Each entry needs to be reproduced exactly as it is.

Data for review START

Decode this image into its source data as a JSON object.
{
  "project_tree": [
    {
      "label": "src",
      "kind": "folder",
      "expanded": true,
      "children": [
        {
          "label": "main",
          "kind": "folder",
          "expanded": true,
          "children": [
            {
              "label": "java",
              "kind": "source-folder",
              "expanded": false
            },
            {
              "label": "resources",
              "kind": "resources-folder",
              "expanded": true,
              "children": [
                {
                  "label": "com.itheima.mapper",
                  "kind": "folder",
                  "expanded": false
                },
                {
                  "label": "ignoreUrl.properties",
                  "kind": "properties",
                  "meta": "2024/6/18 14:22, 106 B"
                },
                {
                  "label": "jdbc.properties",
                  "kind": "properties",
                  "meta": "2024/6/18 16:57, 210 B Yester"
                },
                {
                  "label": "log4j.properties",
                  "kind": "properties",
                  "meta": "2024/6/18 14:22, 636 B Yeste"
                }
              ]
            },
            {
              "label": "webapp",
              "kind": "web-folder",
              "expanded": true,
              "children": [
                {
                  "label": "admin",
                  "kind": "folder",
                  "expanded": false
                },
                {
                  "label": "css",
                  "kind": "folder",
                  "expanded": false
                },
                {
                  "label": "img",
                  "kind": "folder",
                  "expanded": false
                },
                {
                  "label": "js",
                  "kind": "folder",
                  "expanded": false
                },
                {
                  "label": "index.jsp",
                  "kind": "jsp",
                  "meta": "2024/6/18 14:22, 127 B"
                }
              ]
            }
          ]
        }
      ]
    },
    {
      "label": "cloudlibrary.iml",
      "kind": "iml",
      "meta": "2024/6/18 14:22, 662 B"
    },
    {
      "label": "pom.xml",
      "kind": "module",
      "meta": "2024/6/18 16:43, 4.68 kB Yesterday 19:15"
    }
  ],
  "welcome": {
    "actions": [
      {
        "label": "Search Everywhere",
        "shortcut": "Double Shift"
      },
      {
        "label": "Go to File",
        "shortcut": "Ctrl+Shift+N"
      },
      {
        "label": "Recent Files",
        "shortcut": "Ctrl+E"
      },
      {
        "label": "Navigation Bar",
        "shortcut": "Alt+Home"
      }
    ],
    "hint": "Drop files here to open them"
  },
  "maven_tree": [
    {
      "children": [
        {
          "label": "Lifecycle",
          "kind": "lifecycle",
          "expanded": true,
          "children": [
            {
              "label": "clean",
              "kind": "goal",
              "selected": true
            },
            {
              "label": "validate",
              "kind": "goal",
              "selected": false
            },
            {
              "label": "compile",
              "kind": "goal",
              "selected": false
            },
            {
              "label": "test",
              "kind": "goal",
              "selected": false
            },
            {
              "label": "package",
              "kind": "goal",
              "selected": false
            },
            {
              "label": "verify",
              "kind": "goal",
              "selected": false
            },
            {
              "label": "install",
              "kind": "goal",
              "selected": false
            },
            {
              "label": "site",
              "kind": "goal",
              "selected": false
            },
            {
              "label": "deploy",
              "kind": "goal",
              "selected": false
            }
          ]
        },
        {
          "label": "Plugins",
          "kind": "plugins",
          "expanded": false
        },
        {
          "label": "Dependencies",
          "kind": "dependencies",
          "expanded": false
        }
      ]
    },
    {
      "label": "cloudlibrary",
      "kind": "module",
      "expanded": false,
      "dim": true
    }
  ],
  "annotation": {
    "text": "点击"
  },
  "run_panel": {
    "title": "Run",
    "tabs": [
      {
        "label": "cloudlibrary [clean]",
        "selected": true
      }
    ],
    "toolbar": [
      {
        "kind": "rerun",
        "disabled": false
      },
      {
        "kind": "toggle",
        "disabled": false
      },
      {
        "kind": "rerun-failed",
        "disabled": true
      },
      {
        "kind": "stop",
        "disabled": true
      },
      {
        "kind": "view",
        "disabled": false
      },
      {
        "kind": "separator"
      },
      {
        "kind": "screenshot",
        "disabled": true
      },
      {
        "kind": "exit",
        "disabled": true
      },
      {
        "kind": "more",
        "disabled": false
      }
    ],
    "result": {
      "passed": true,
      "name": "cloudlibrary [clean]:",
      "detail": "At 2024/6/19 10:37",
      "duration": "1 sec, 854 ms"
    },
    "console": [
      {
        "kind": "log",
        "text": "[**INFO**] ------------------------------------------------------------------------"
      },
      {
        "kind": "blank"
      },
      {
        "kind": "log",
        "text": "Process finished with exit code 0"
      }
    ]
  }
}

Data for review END

### Exercise output
Decode this image into its source data as a JSON object.
{
  "project_tree": [
    {
      "label": "src",
      "kind": "folder",
      "expanded": true,
      "children": [
        {
          "label": "main",
          "kind": "folder",
          "expanded": true,
          "children": [
            {
              "label": "java",
              "kind": "source-folder",
              "expanded": false
            },
            {
              "label": "resources",
              "kind": "resources-folder",
              "expanded": true,
              "children": [
                {
                  "label": "com.itheima.mapper",
                  "kind": "folder",
                  "expanded": false
                },
                {
                  "label": "ignoreUrl.properties",
                  "kind": "properties",
                  "meta": "2024/6/18 14:22, 106 B"
                },
                {
                  "label": "jdbc.properties",
                  "kind": "properties",
                  "meta": "2024/6/18 16:57, 210 B Yester"
                },
                {
                  "label": "log4j.properties",
                  "kind": "properties",
                  "meta": "2024/6/18 14:22, 636 B Yeste"
                }
              ]
            },
            {
              "label": "webapp",
              "kind": "web-folder",
              "expanded": true,
              "children": [
                {
                  "label": "admin",
                  "kind": "folder",
                  "expanded": false
                },
                {
                  "label": "css",
                  "kind": "folder",
                  "expanded": false
                },
                {
                  "label": "img",
                  "kind": "folder",
                  "expanded": false
                },
                {
                  "label": "js",
                  "kind": "folder",
                  "expanded": false
                },
                {
                  "label": "index.jsp",
                  "kind": "jsp",
                  "meta": "2024/6/18 14:22, 127 B"
                }
              ]
            }
          ]
        }
      ]
    },
    {
      "label": "cloudlibrary.iml",
      "kind": "iml",
      "meta": "2024/6/18 14:22, 662 B"
    },
    {
      "label": "pom.xml",
      "kind": "module",
      "meta": "2024/6/18 16:43, 4.68 kB Yesterday 19:15"
    }
  ],
  "welcome": {
    "actions": [
      {
        "label": "Search Everywhere",
        "shortcut": "Double Shift"
      },
      {
        "label": "Go to File",
        "shortcut": "Ctrl+Shift+N"
      },
      {
        "label": "Recent Files",
        "shortcut": "Ctrl+E"
      },
      {
        "label": "Navigation Bar",
        "shortcut": "Alt+Home"
      }
    ],
    "hint": "Drop files here to open them"
  },
  "maven_tree": [
    {
      "children": [
        {
          "label": "Lifecycle",
          "kind": "lifecycle",
          "expanded": true,
          "children": [
            {
              "label": "clean",
              "kind": "goal",
              "selected": true
            },
            {
              "label": "validate",
              "kind": "goal",
              "selected": false
            },
            {
              "label": "compile",
              "kind": "goal",
              "selected": false
            },
            {
              "label": "test",
              "kind": "goal",
              "selected": false
            },
            {
              "label": "package",
              "kind": "goal",
              "selected": false
            },
            {
              "label": "verify",
              "kind": "goal",
              "selected": false
            },
            {
              "label": "install",
              "kind": "goal",
              "selected": false
            },
            {
              "label": "site",
              "kind": "goal",
              "selected": false
            },
            {
              "label": "deploy",
              "kind": "goal",
              "selected": false
            }
          ]
        },
        {
          "label": "Plugins",
          "kind": "plugins",
          "expanded": false
        },
        {
          "label": "Dependencies",
          "kind": "dependencies",
          "expanded": false
        }
      ]
    },
    {
      "label": "cloudlibrary",
      "kind": "module",
      "expanded": false,
      "dim": true
    }
  ],
  "annotation": {
    "text": "点击"
  },
  "run_panel": {
    "title": "Run",
    "tabs": [
      {
        "label": "cloudlibrary [clean]",
        "selected": true
      }
    ],
    "toolbar": [
      {
        "kind": "rerun",
        "disabled": false
      },
      {
        "kind": "toggle",
        "disabled": false
      },
      {
        "kind": "rerun-failed",
        "disabled": true
      },
      {
        "kind": "stop",
        "disabled": true
      },
      {
        "kind": "view",
        "disabled": false
      },
      {
        "kind": "separator"
      },
      {
        "kind": "screenshot",
        "disabled": true
      },
      {
        "kind": "exit",
        "disabled": true
      },
      {
        "kind": "more",
        "disabled": false
      }
    ],
    "result": {
      "passed": true,
      "name": "cloudlibrary [clean]:",
      "detail": "At 2024/6/19 10:37",
      "duration": "1 sec, 854 ms"
    },
    "console": [
      {
        "kind": "log",
        "text": "[**INFO**] ------------------------------------------------------------------------"
      },
      {
        "kind": "blank"
      },
      {
        "kind": "log",
        "text": "Process finished with exit code 0"
      }
    ]
  }
}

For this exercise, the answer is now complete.